### Assignment
Every record that follows should be written out again without any change.

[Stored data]
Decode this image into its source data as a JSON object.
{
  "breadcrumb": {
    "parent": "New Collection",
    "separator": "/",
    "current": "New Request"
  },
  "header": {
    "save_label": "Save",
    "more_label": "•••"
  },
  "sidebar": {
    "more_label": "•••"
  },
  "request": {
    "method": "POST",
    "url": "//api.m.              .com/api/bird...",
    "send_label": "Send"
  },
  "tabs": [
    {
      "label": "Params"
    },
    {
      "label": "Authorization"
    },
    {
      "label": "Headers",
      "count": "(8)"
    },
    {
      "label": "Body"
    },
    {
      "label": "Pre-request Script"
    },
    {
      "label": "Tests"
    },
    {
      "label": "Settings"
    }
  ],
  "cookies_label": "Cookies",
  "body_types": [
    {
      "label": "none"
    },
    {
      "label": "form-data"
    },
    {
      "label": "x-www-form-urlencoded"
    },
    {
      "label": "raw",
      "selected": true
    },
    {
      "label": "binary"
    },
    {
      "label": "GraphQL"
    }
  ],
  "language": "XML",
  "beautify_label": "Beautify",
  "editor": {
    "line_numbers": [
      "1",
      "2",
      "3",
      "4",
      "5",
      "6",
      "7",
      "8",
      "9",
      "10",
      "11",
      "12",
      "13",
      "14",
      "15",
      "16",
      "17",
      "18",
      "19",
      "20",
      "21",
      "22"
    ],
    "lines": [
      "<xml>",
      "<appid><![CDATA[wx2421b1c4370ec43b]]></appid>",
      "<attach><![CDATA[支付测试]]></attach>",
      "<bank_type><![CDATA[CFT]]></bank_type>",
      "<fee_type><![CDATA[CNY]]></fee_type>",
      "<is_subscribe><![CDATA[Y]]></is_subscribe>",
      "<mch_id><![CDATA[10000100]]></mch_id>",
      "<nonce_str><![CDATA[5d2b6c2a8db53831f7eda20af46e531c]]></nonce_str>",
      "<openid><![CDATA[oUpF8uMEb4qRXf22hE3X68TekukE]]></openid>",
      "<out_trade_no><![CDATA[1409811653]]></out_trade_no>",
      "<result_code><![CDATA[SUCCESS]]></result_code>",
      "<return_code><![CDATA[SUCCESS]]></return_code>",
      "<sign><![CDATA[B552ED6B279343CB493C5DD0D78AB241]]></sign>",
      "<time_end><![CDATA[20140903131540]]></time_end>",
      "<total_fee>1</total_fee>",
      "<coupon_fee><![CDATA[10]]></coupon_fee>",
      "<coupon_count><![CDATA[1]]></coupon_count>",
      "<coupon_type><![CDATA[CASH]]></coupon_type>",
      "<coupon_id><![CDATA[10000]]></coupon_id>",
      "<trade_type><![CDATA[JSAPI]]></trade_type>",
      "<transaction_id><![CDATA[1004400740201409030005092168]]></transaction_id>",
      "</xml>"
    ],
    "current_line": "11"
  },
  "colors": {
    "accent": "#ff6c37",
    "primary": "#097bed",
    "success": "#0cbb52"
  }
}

### Answer space
Decode this image into its source data as a JSON object.
{
  "breadcrumb": {
    "parent": "New Collection",
    "separator": "/",
    "current": "New Request"
  },
  "header": {
    "save_label": "Save",
    "more_label": "•••"
  },
  "sidebar": {
    "more_label": "•••"
  },
  "request": {
    "method": "POST",
    "url": "//api.m.              .com/api/bird...",
    "send_label": "Send"
  },
  "tabs": [
    {
      "label": "Params"
    },
    {
      "label": "Authorization"
    },
    {
      "label": "Headers",
      "count": "(8)"
    },
    {
      "label": "Body"
    },
    {
      "label": "Pre-request Script"
    },
    {
      "label": "Tests"
    },
    {
      "label": "Settings"
    }
  ],
  "cookies_label": "Cookies",
  "body_types": [
    {
      "label": "none"
    },
    {
      "label": "form-data"
    },
    {
      "label": "x-www-form-urlencoded"
    },
    {
      "label": "raw",
      "selected": true
    },
    {
      "label": "binary"
    },
    {
      "label": "GraphQL"
    }
  ],
  "language": "XML",
  "beautify_label": "Beautify",
  "editor": {
    "line_numbers": [
      "1",
      "2",
      "3",
      "4",
      "5",
      "6",
      "7",
      "8",
      "9",
      "10",
      "11",
      "12",
      "13",
      "14",
      "15",
      "16",
      "17",
      "18",
      "19",
      "20",
      "21",
      "22"
    ],
    "lines": [
      "<xml>",
      "<appid><![CDATA[wx2421b1c4370ec43b]]></appid>",
      "<attach><![CDATA[支付测试]]></attach>",
      "<bank_type><![CDATA[CFT]]></bank_type>",
      "<fee_type><![CDATA[CNY]]></fee_type>",
      "<is_subscribe><![CDATA[Y]]></is_subscribe>",
      "<mch_id><![CDATA[10000100]]></mch_id>",
      "<nonce_str><![CDATA[5d2b6c2a8db53831f7eda20af46e531c]]></nonce_str>",
      "<openid><![CDATA[oUpF8uMEb4qRXf22hE3X68TekukE]]></openid>",
      "<out_trade_no><![CDATA[1409811653]]></out_trade_no>",
      "<result_code><![CDATA[SUCCESS]]></result_code>",
      "<return_code><![CDATA[SUCCESS]]></return_code>",
      "<sign><![CDATA[B552ED6B279343CB493C5DD0D78AB241]]></sign>",
      "<time_end><![CDATA[20140903131540]]></time_end>",
      "<total_fee>1</total_fee>",
      "<coupon_fee><![CDATA[10]]></coupon_fee>",
      "<coupon_count><![CDATA[1]]></coupon_count>",
      "<coupon_type><![CDATA[CASH]]></coupon_type>",
      "<coupon_id><![CDATA[10000]]></coupon_id>",
      "<trade_type><![CDATA[JSAPI]]></trade_type>",
      "<transaction_id><![CDATA[1004400740201409030005092168]]></transaction_id>",
      "</xml>"
    ],
    "current_line": "11"
  },
  "colors": {
    "accent": "#ff6c37",
    "primary": "#097bed",
    "success": "#0cbb52"
  }
}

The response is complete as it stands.